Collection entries

━━━━━━

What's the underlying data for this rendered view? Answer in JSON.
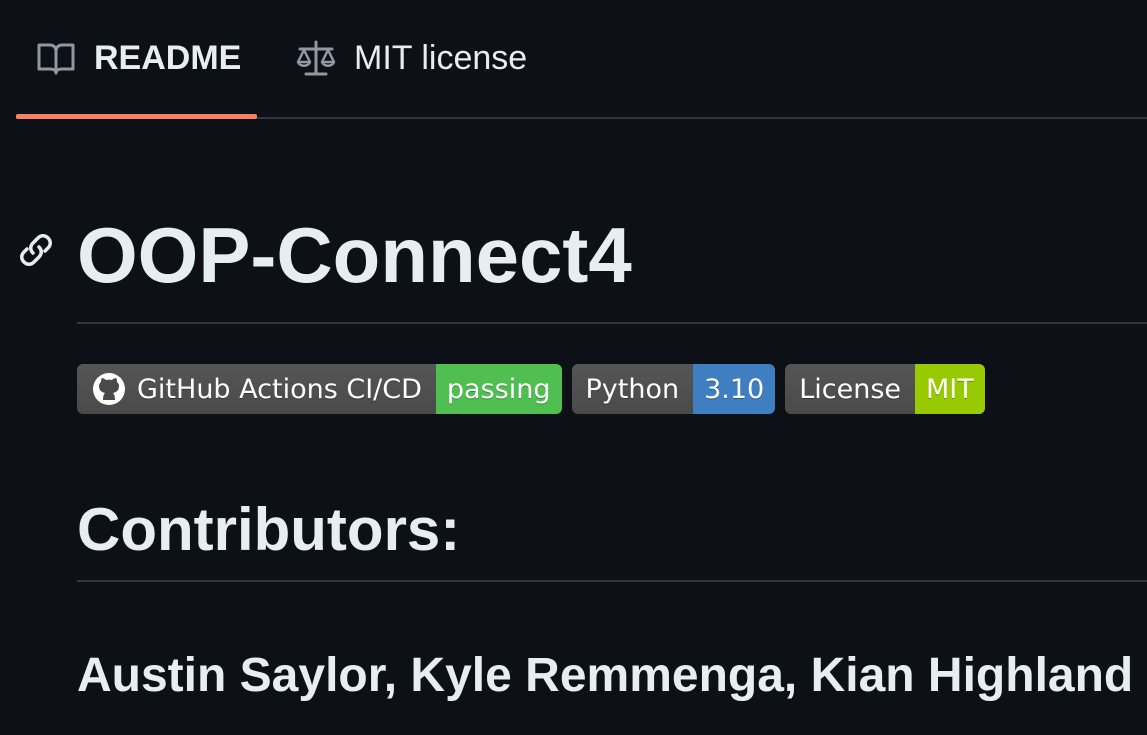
{
  "tabs": [
    {
      "label": "README",
      "icon": "book-icon",
      "active": true
    },
    {
      "label": "MIT license",
      "icon": "scale-icon",
      "active": false
    }
  ],
  "readme": {
    "title": "OOP-Connect4",
    "badges": [
      {
        "left": "GitHub Actions CI/CD",
        "right": "passing",
        "icon": "github-icon",
        "color": "#4fbf52"
      },
      {
        "left": "Python",
        "right": "3.10",
        "color": "#3f7ec0"
      },
      {
        "left": "License",
        "right": "MIT",
        "color": "#97ca00"
      }
    ],
    "contributors_heading": "Contributors:",
    "contributors": "Austin Saylor, Kyle Remmenga, Kian Highland"
  },
  "colors": {
    "background": "#0d1117",
    "text": "#e6edf3",
    "border": "#30363d",
    "tab_underline": "#f78166"
  }
}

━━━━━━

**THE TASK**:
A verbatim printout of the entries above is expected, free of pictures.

**RESPONSE TO THE EXERCISE**:
What's the underlying data for this rendered view? Answer in JSON.
{
  "tabs": [
    {
      "label": "README",
      "icon": "book-icon",
      "active": true
    },
    {
      "label": "MIT license",
      "icon": "scale-icon",
      "active": false
    }
  ],
  "readme": {
    "title": "OOP-Connect4",
    "badges": [
      {
        "left": "GitHub Actions CI/CD",
        "right": "passing",
        "icon": "github-icon",
        "color": "#4fbf52"
      },
      {
        "left": "Python",
        "right": "3.10",
        "color": "#3f7ec0"
      },
      {
        "left": "License",
        "right": "MIT",
        "color": "#97ca00"
      }
    ],
    "contributors_heading": "Contributors:",
    "contributors": "Austin Saylor, Kyle Remmenga, Kian Highland"
  },
  "colors": {
    "background": "#0d1117",
    "text": "#e6edf3",
    "border": "#30363d",
    "tab_underline": "#f78166"
  }
}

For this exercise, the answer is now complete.